The sanctity of sports


  • Bend It Like Bedi
  • Sunday, 27 Jul 2014

Azizul is through to second round but he did it the hard way.

THESE days everybody is an activist – whether it’s on Facebook, Twitter or out on the streets. We all have our opinions on what’s happening in the world.

Most recently, the conflict in Gaza has occupied my Facebook timeline for obvious reasons. Malaysians are rightly angry that this latest round of this never-ending conflict has taken the lives of hundreds of Palestinians.  

But Malaysian cyclist Azizulhasni Awang (pic) brought it up a notch when he donned gloves with the words “Save Gaza” emblazoned on them during a sprint event at the current Commonwealth Games in Glasgow. 

This didn’t go down too well with the organizers of the games who let Azizulhasni off with a warning not to repeat his misdemeanour. 

Many lauded Azizulhasni for his protest, but there were many others who say that sports should never be mixed with politics.

Over the years, many sportsmen have taken their protests to sporting arenas. One of the most famous protests is the “black power salute” during the 200m medal ceremony of the 1968 Mexico Olympics.

In that highly publicised “protest” against racism, gold medallist Tommie Smith and bronze medallist John Carlos, both African-Americans raised a black glove when the American national anthem was played.

They had also remained shoeless but wore black socks to represent poverty among the black community. 

The two athletes who were jeered off after the ceremony were later expelled from the games by the International Olympic Committee (IOC).  

The Sochi Winter Olympics earlier this year saw many protests against Russia’s discriminatory laws against the LGBT community in the country.   

Of course you can take it to a much higher level by boycotting certain sports events held in countries deemed to have committed an injustice.  

The 1980 Moscow Olympics was boycotted by 65 countries including Malaysia after the USSR (the predecessor of Russia) invaded Afghanistan in the late 1970s. 

In retaliation, Russia and a few Eastern European countries boycotted the 1984 Olympics in Los Angeles. 

Big sporting events, which are beamed to billions of people live are one of the best ways to highlight something.

Brazilians protested the incompetence of their government at the recent World Cup.

But I don’t really agree with athletes using the sporting arena for their protests.
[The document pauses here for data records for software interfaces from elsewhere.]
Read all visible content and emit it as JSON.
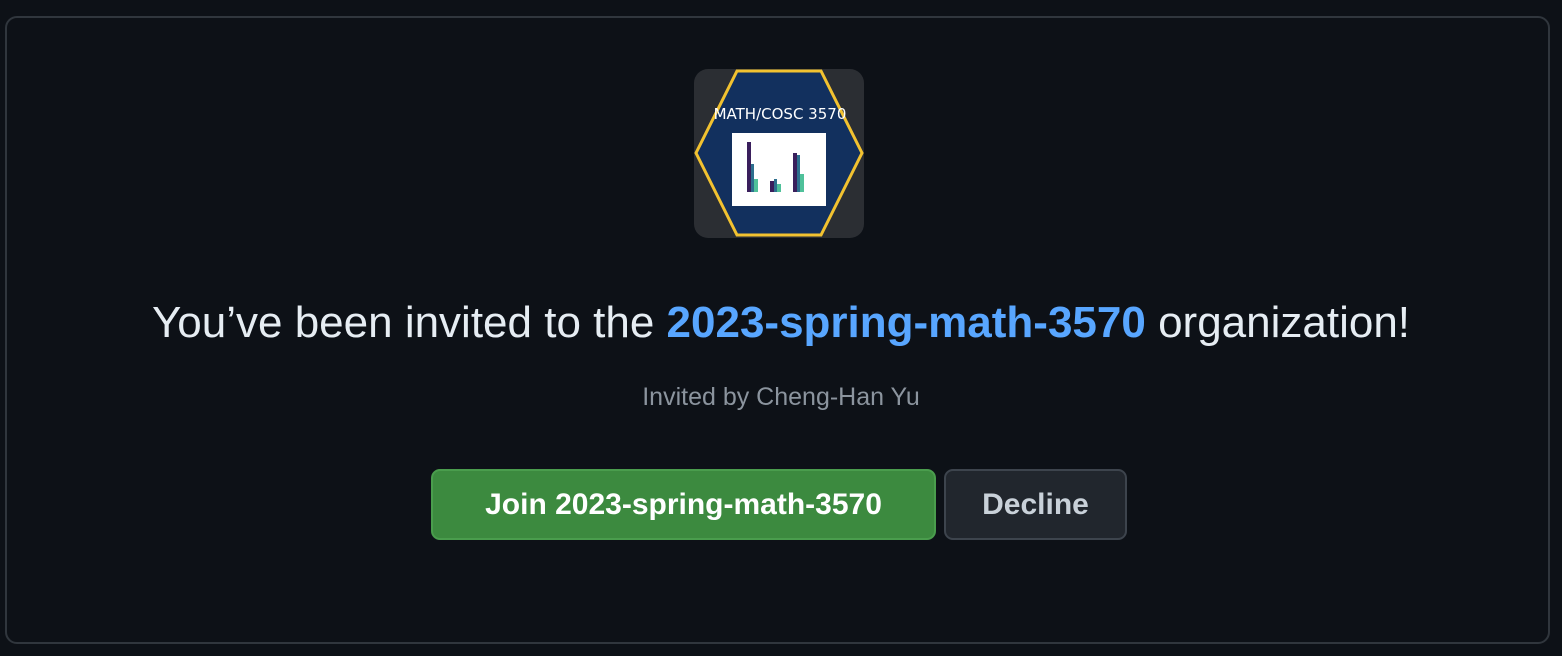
{
  "avatar": {
    "label": "MATH/COSC 3570",
    "icon": "org-avatar-bar-chart",
    "colors": {
      "background": "#12305e",
      "border": "#f2c230",
      "chart_bg": "#ffffff"
    }
  },
  "invitation": {
    "prefix": "You’ve been invited to the ",
    "org_name": "2023-spring-math-3570",
    "suffix": " organization!",
    "invited_by": "Invited by Cheng-Han Yu"
  },
  "actions": {
    "join_label": "Join 2023-spring-math-3570",
    "decline_label": "Decline"
  },
  "colors": {
    "page_bg": "#0d1117",
    "link": "#58a6ff",
    "join_bg": "#3c8a3f",
    "decline_bg": "#21262d"
  }
}
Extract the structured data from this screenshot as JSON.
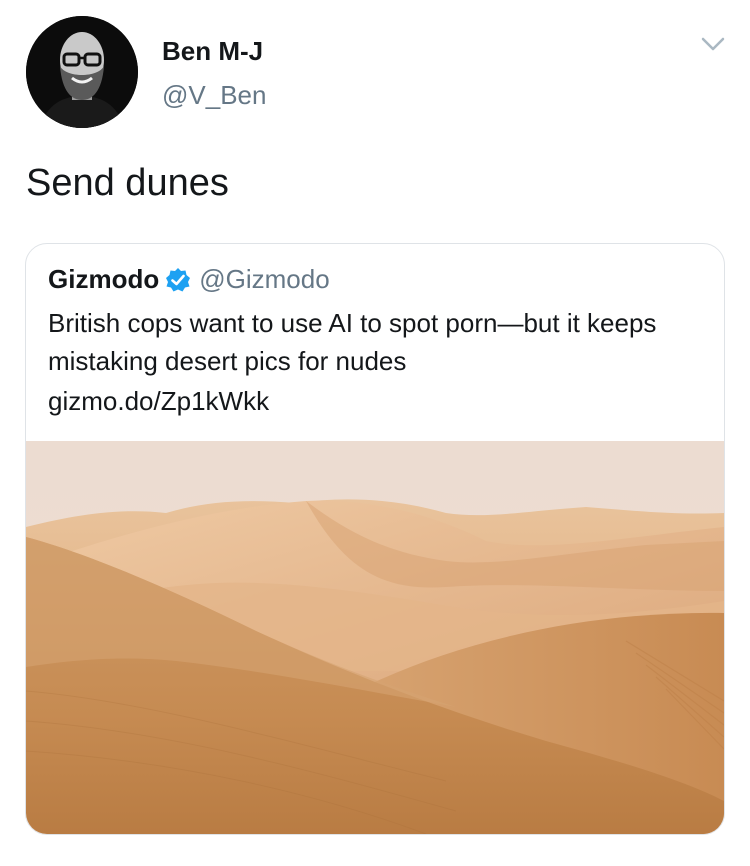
{
  "tweet": {
    "author_name": "Ben M-J",
    "author_handle": "@V_Ben",
    "text": "Send dunes",
    "menu_icon": "chevron-down-icon",
    "avatar_icon": "user-avatar"
  },
  "quoted_tweet": {
    "author_name": "Gizmodo",
    "author_handle": "@Gizmodo",
    "verified_icon": "verified-badge-icon",
    "text": "British cops want to use AI to spot porn—but it keeps mistaking desert pics for nudes",
    "link": "gizmo.do/Zp1kWkk",
    "image": "desert-dunes-photo"
  },
  "colors": {
    "text_primary": "#14171a",
    "text_secondary": "#657786",
    "verified_blue": "#1da1f2",
    "card_border": "#dfe3e7",
    "sand_light": "#e6b98d",
    "sand_dark": "#bf8149"
  }
}
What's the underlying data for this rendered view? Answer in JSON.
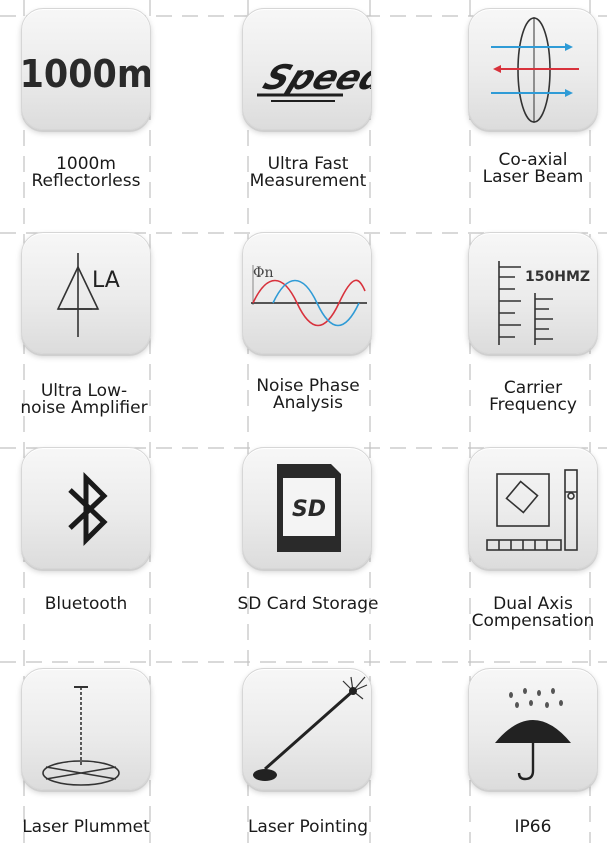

What if there are two athletes with differing views and on the same pitch or court?

What if one athlete was pro Palestinian and the other Pro Israeli?  Instead of a badminton or tennis match, we could have a boxing match going on if things got really heated up.

Or what if an athlete decided to display a facist message? Who determines what political message is wrong and what’s right?

So, the policy of sporting bodies who disallow political messages on the field is only correct. 

I can understand why people can be mad at the injustices happening but violating the sanctity of sports (if it is still sacred?) by muddling it with politics should not happen at all.  

Article type: metered
User Type: anonymous web
User Status:
Campaign ID: 1
Cxense type: free
User access status: 3

opinion , Bend It Like Bedi , sports , politics

   

Across The Star Online